*** Opening of Material shown ***

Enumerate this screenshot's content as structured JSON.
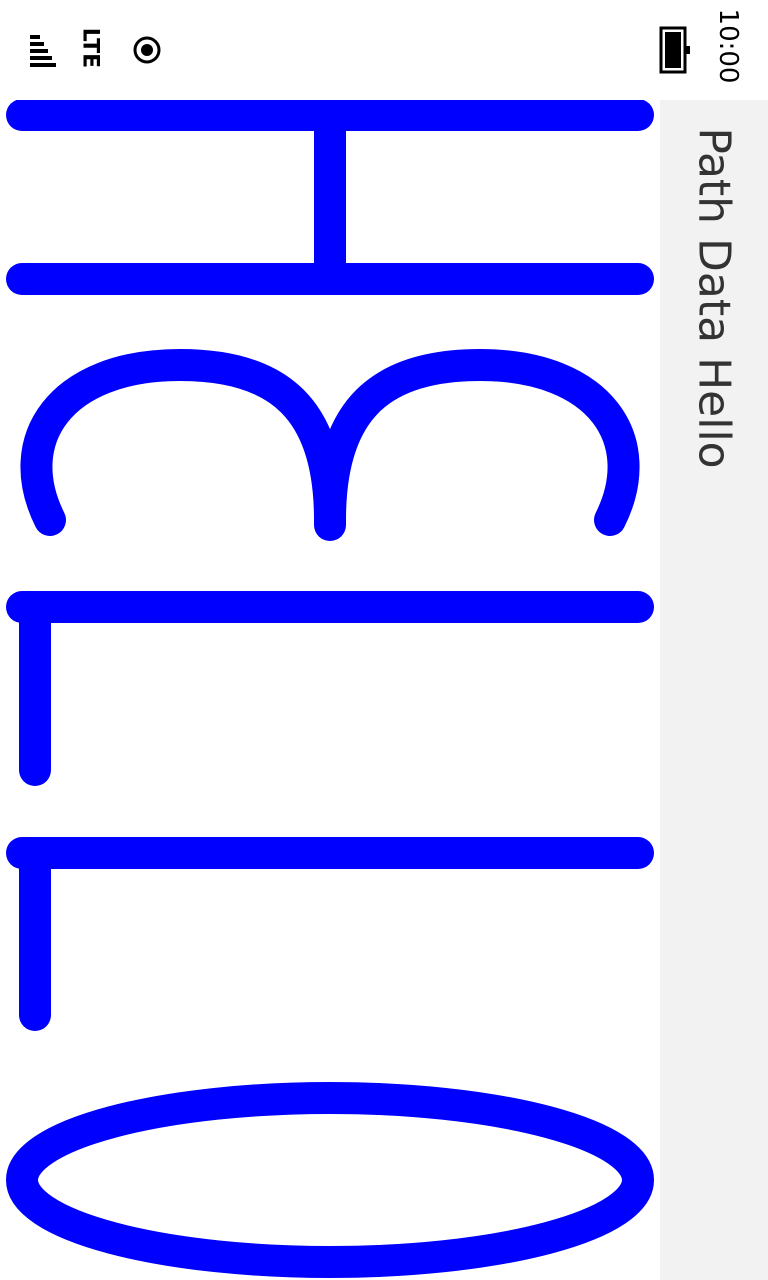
{
  "status_bar": {
    "time": "10:00",
    "network": "LTE",
    "signal_icon": "signal-strength-icon",
    "location_icon": "location-icon",
    "battery_icon": "battery-icon"
  },
  "page": {
    "title": "Path Data Hello"
  },
  "drawing": {
    "stroke_color": "#0000FF",
    "letters": [
      "H",
      "E",
      "L",
      "L",
      "O"
    ]
  }
}
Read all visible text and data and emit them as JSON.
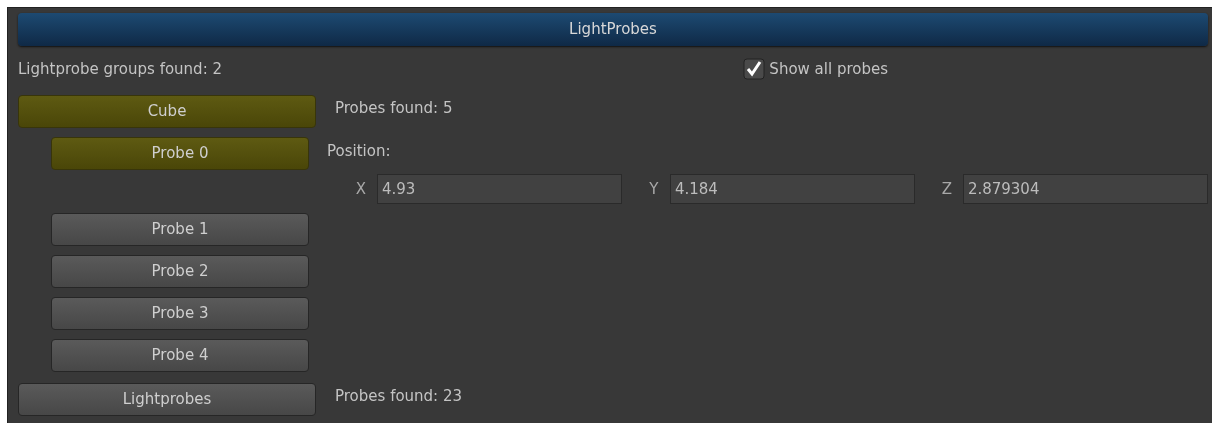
{
  "panel": {
    "title": "LightProbes"
  },
  "summary": "Lightprobe groups found: 2",
  "show_all_probes": {
    "label": "Show all probes",
    "checked": true
  },
  "groups": [
    {
      "label": "Cube",
      "selected": true,
      "probes_found": "Probes found: 5",
      "probes": [
        {
          "label": "Probe 0",
          "selected": true,
          "position": {
            "label": "Position:",
            "axes": [
              {
                "label": "X",
                "value": "4.93"
              },
              {
                "label": "Y",
                "value": "4.184"
              },
              {
                "label": "Z",
                "value": "2.879304"
              }
            ]
          }
        },
        {
          "label": "Probe 1",
          "selected": false
        },
        {
          "label": "Probe 2",
          "selected": false
        },
        {
          "label": "Probe 3",
          "selected": false
        },
        {
          "label": "Probe 4",
          "selected": false
        }
      ]
    },
    {
      "label": "Lightprobes",
      "selected": false,
      "probes_found": "Probes found: 23"
    }
  ]
}
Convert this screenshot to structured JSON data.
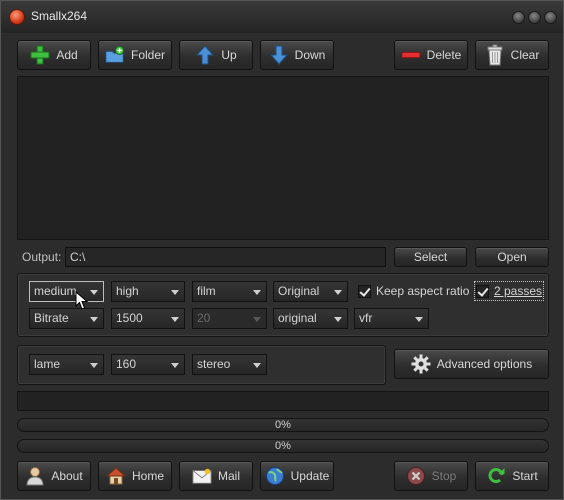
{
  "window": {
    "title": "Smallx264"
  },
  "toolbar": {
    "add": "Add",
    "folder": "Folder",
    "up": "Up",
    "down": "Down",
    "delete": "Delete",
    "clear": "Clear"
  },
  "output": {
    "label": "Output:",
    "path": "C:\\",
    "select": "Select",
    "open": "Open"
  },
  "video": {
    "preset": "medium",
    "profile": "high",
    "tune": "film",
    "size": "Original",
    "keep_aspect": "Keep aspect ratio",
    "keep_aspect_checked": true,
    "two_passes": "2 passes",
    "two_passes_checked": true,
    "ratecontrol": "Bitrate",
    "bitrate": "1500",
    "crf": "20",
    "fps": "original",
    "framerate_mode": "vfr"
  },
  "audio": {
    "codec": "lame",
    "bitrate": "160",
    "channels": "stereo",
    "advanced": "Advanced options"
  },
  "progress": [
    {
      "text": "0%",
      "value": 0
    },
    {
      "text": "0%",
      "value": 0
    }
  ],
  "bottom": {
    "about": "About",
    "home": "Home",
    "mail": "Mail",
    "update": "Update",
    "stop": "Stop",
    "start": "Start"
  }
}
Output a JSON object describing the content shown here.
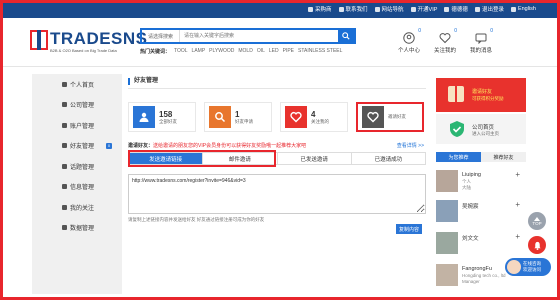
{
  "topbar": {
    "links": [
      {
        "label": "采购商",
        "icon": "user-icon"
      },
      {
        "label": "联系我们",
        "icon": "phone-icon"
      },
      {
        "label": "网站导航",
        "icon": "menu-icon"
      },
      {
        "label": "开通VIP",
        "icon": "crown-icon"
      },
      {
        "label": "德德德",
        "icon": "person-icon"
      },
      {
        "label": "退出登录",
        "icon": "logout-icon"
      },
      {
        "label": "English",
        "icon": "flag-icon"
      }
    ]
  },
  "header": {
    "logo_text": "TRADESNS",
    "logo_sub": "B2B & O2O Based on Big Trade Data",
    "search_select": "请选择搜索",
    "search_placeholder": "请在输入关键字后搜索",
    "hot_label": "热门关键词：",
    "hot_keywords": [
      "TOOL",
      "LAMP",
      "PLYWOOD",
      "MOLD",
      "OIL",
      "LED",
      "PIPE",
      "STAINLESS STEEL"
    ],
    "user_icons": [
      {
        "label": "个人中心",
        "count": "0",
        "icon": "account-icon"
      },
      {
        "label": "关注我的",
        "count": "0",
        "icon": "heart-icon"
      },
      {
        "label": "我的消息",
        "count": "0",
        "icon": "message-icon"
      }
    ]
  },
  "sidebar": {
    "items": [
      {
        "label": "个人首页",
        "icon": "home-icon"
      },
      {
        "label": "公司管理",
        "icon": "company-icon"
      },
      {
        "label": "账户管理",
        "icon": "account-icon"
      },
      {
        "label": "好友管理",
        "icon": "friends-icon",
        "badge": "0"
      },
      {
        "label": "话题管理",
        "icon": "topic-icon"
      },
      {
        "label": "信息管理",
        "icon": "info-icon"
      },
      {
        "label": "我的关注",
        "icon": "follow-icon"
      },
      {
        "label": "数据管理",
        "icon": "data-icon"
      }
    ]
  },
  "main": {
    "section_title": "好友管理",
    "stats": [
      {
        "value": "158",
        "label": "全部好友",
        "color": "#2a75d6",
        "icon": "users-icon"
      },
      {
        "value": "1",
        "label": "好友申请",
        "color": "#e8762d",
        "icon": "search-icon"
      },
      {
        "value": "4",
        "label": "关注我的",
        "color": "#e8322d",
        "icon": "heart-icon"
      },
      {
        "value": "",
        "label": "邀请好友",
        "color": "#555555",
        "icon": "heart-icon"
      }
    ],
    "invite_label": "邀请好友：",
    "invite_text": "送给邀请的朋友您的VIP会员身份可以获得好友奖励哦一起推荐大家吧",
    "invite_more": "查看详情 >>",
    "tabs": [
      "发送邀请链接",
      "邮件邀请",
      "已发送邀请",
      "已邀请成功"
    ],
    "link_value": "http://www.tradesns.com/register?invite=946&vid=3",
    "hint": "请复制上述链接内容并发送给好友 好友通过链接注册可成为你的好友",
    "copy_button": "复制内容"
  },
  "right": {
    "card1_title": "邀请好友",
    "card1_sub": "可获得积分奖励",
    "card2_title": "公司首页",
    "card2_sub": "进入公司主页",
    "tabs": [
      "为您推荐",
      "推荐好友"
    ],
    "people": [
      {
        "name": "Liuiping",
        "line1": "个人",
        "line2": "大陆"
      },
      {
        "name": "吴婉宸",
        "line1": "",
        "line2": ""
      },
      {
        "name": "刘文文",
        "line1": "",
        "line2": ""
      },
      {
        "name": "FangrongFu",
        "line1": "Hongding tech co., ltd",
        "line2": "Manager"
      }
    ]
  },
  "fab": {
    "top_label": "TOP",
    "chat_line1": "在线咨询",
    "chat_line2": "欢迎访问"
  }
}
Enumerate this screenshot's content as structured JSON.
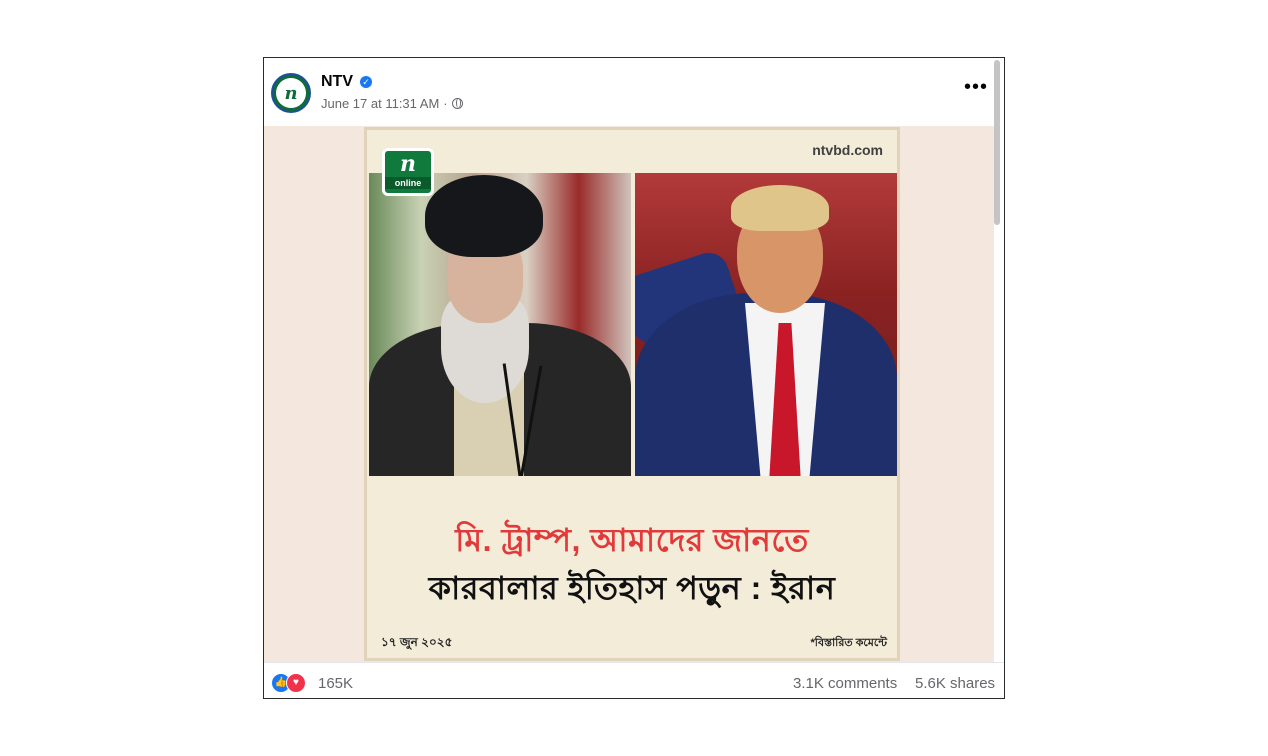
{
  "post": {
    "page_name": "NTV",
    "timestamp": "June 17 at 11:31 AM",
    "separator": "·",
    "privacy_icon": "globe-icon",
    "more_icon": "more-dots-icon"
  },
  "image": {
    "site": "ntvbd.com",
    "logo_mark": "n",
    "logo_text": "online",
    "headline_line1": "মি. ট্রাম্প, আমাদের জানতে",
    "headline_line2": "কারবালার ইতিহাস পড়ুন : ইরান",
    "date": "১৭ জুন ২০২৫",
    "detail_note": "*বিস্তারিত কমেন্টে",
    "headline_color": "#e23a3a"
  },
  "footer": {
    "reactions_count": "165K",
    "comments": "3.1K comments",
    "shares": "5.6K shares",
    "like_color": "#1877f2",
    "love_color": "#f0334b"
  }
}
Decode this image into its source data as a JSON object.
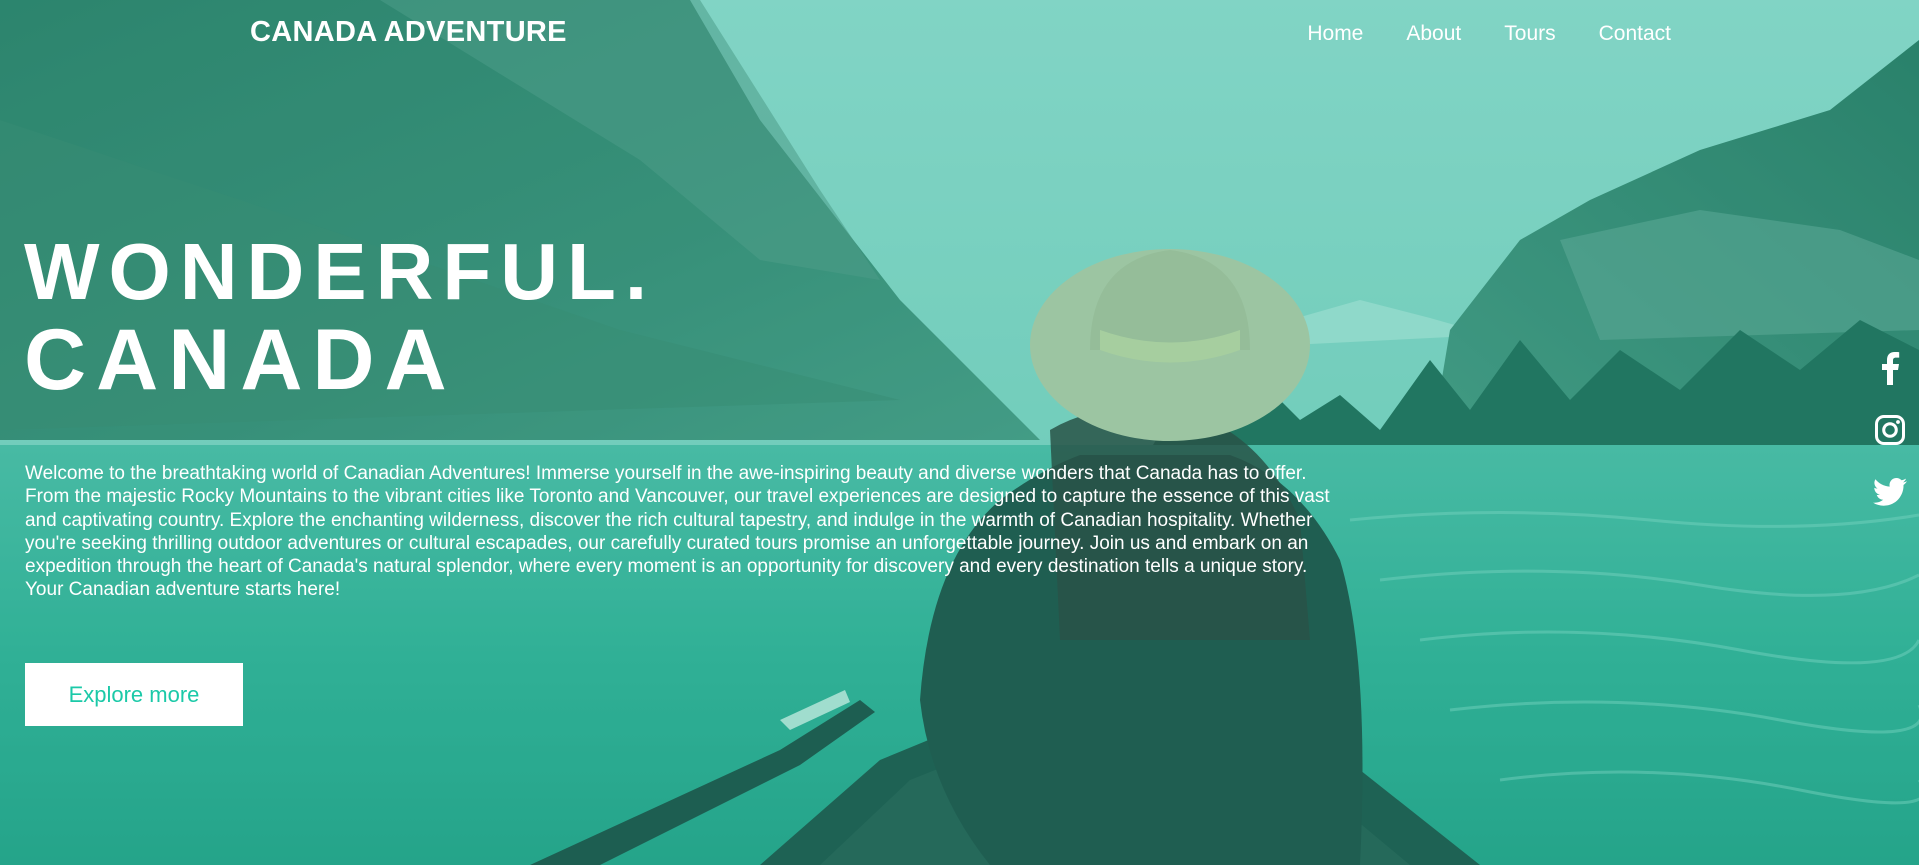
{
  "header": {
    "brand": "CANADA ADVENTURE",
    "nav": [
      {
        "label": "Home"
      },
      {
        "label": "About"
      },
      {
        "label": "Tours"
      },
      {
        "label": "Contact"
      }
    ]
  },
  "hero": {
    "title_line1": "WONDERFUL.",
    "title_line2": "CANADA",
    "description": "Welcome to the breathtaking world of Canadian Adventures! Immerse yourself in the awe-inspiring beauty and diverse wonders that Canada has to offer. From the majestic Rocky Mountains to the vibrant cities like Toronto and Vancouver, our travel experiences are designed to capture the essence of this vast and captivating country. Explore the enchanting wilderness, discover the rich cultural tapestry, and indulge in the warmth of Canadian hospitality. Whether you're seeking thrilling outdoor adventures or cultural escapades, our carefully curated tours promise an unforgettable journey. Join us and embark on an expedition through the heart of Canada's natural splendor, where every moment is an opportunity for discovery and every destination tells a unique story. Your Canadian adventure starts here!",
    "cta_label": "Explore more"
  },
  "social": {
    "icons": [
      "facebook-icon",
      "instagram-icon",
      "twitter-icon"
    ]
  },
  "colors": {
    "accent": "#1bc9a8",
    "text": "#ffffff",
    "button_bg": "#ffffff"
  }
}
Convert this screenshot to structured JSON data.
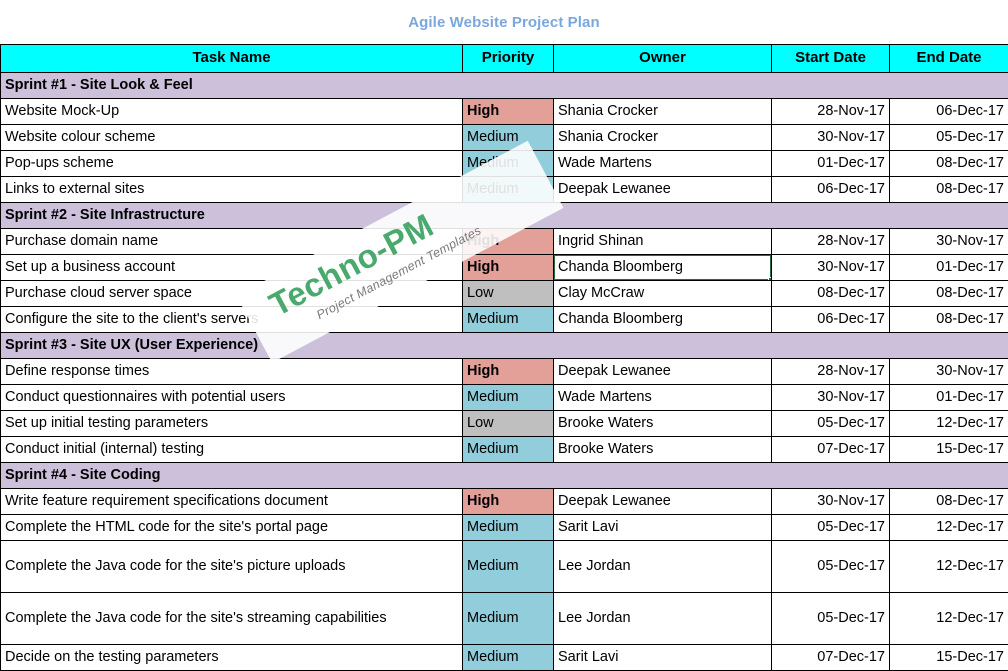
{
  "document": {
    "title": "Agile Website Project Plan"
  },
  "colors": {
    "title_text": "#7ba7dd",
    "header_fill": "#00ffff",
    "sprint_fill": "#ccc0da",
    "priority_high_fill": "#e3a099",
    "priority_medium_fill": "#92cddc",
    "priority_low_fill": "#bfbfbf",
    "selection_border": "#2a6b45",
    "watermark_main": "#4aa96c",
    "watermark_sub": "#7a7a7a"
  },
  "table": {
    "columns": [
      {
        "key": "task",
        "label": "Task Name",
        "align": "left"
      },
      {
        "key": "priority",
        "label": "Priority",
        "align": "left"
      },
      {
        "key": "owner",
        "label": "Owner",
        "align": "left"
      },
      {
        "key": "start",
        "label": "Start Date",
        "align": "right"
      },
      {
        "key": "end",
        "label": "End Date",
        "align": "right"
      }
    ],
    "groups": [
      {
        "label": "Sprint #1 - Site Look & Feel",
        "rows": [
          {
            "task": "Website Mock-Up",
            "priority": "High",
            "owner": "Shania Crocker",
            "start": "28-Nov-17",
            "end": "06-Dec-17"
          },
          {
            "task": "Website colour scheme",
            "priority": "Medium",
            "owner": "Shania Crocker",
            "start": "30-Nov-17",
            "end": "05-Dec-17"
          },
          {
            "task": "Pop-ups scheme",
            "priority": "Medium",
            "owner": "Wade Martens",
            "start": "01-Dec-17",
            "end": "08-Dec-17"
          },
          {
            "task": "Links to external sites",
            "priority": "Medium",
            "owner": "Deepak Lewanee",
            "start": "06-Dec-17",
            "end": "08-Dec-17"
          }
        ]
      },
      {
        "label": "Sprint #2 - Site Infrastructure",
        "rows": [
          {
            "task": "Purchase domain name",
            "priority": "High",
            "owner": "Ingrid Shinan",
            "start": "28-Nov-17",
            "end": "30-Nov-17"
          },
          {
            "task": "Set up a business account",
            "priority": "High",
            "owner": "Chanda Bloomberg",
            "start": "30-Nov-17",
            "end": "01-Dec-17",
            "owner_selected": true
          },
          {
            "task": "Purchase cloud server space",
            "priority": "Low",
            "owner": "Clay McCraw",
            "start": "08-Dec-17",
            "end": "08-Dec-17"
          },
          {
            "task": "Configure the site to the client's servers",
            "priority": "Medium",
            "owner": "Chanda Bloomberg",
            "start": "06-Dec-17",
            "end": "08-Dec-17"
          }
        ]
      },
      {
        "label": "Sprint #3 - Site UX (User Experience)",
        "rows": [
          {
            "task": "Define response times",
            "priority": "High",
            "owner": "Deepak Lewanee",
            "start": "28-Nov-17",
            "end": "30-Nov-17"
          },
          {
            "task": "Conduct questionnaires with potential users",
            "priority": "Medium",
            "owner": "Wade Martens",
            "start": "30-Nov-17",
            "end": "01-Dec-17"
          },
          {
            "task": "Set up initial testing parameters",
            "priority": "Low",
            "owner": "Brooke Waters",
            "start": "05-Dec-17",
            "end": "12-Dec-17"
          },
          {
            "task": "Conduct initial (internal) testing",
            "priority": "Medium",
            "owner": "Brooke Waters",
            "start": "07-Dec-17",
            "end": "15-Dec-17"
          }
        ]
      },
      {
        "label": "Sprint #4 - Site Coding",
        "rows": [
          {
            "task": "Write feature requirement specifications document",
            "priority": "High",
            "owner": "Deepak Lewanee",
            "start": "30-Nov-17",
            "end": "08-Dec-17"
          },
          {
            "task": "Complete the HTML code for the site's portal page",
            "priority": "Medium",
            "owner": "Sarit Lavi",
            "start": "05-Dec-17",
            "end": "12-Dec-17"
          },
          {
            "task": "Complete the Java code for the site's picture uploads",
            "priority": "Medium",
            "owner": "Lee Jordan",
            "start": "05-Dec-17",
            "end": "12-Dec-17",
            "tall": true
          },
          {
            "task": "Complete the Java code for the site's streaming capabilities",
            "priority": "Medium",
            "owner": "Lee Jordan",
            "start": "05-Dec-17",
            "end": "12-Dec-17",
            "tall": true
          },
          {
            "task": "Decide on the testing parameters",
            "priority": "Medium",
            "owner": "Sarit Lavi",
            "start": "07-Dec-17",
            "end": "15-Dec-17"
          }
        ]
      }
    ]
  },
  "watermark": {
    "main": "Techno-PM",
    "sub": "Project Management Templates"
  }
}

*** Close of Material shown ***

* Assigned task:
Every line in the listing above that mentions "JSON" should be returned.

* Result:
Enumerate this screenshot's content as structured JSON.
Read all visible text and data and emit them as JSON.
Convert this screenshot to structured JSON data.
Output a JSON object describing the content shown here.
Enumerate this screenshot's content as structured JSON.
Decode this image into its source data as a JSON object.
Convert this screenshot to structured JSON data.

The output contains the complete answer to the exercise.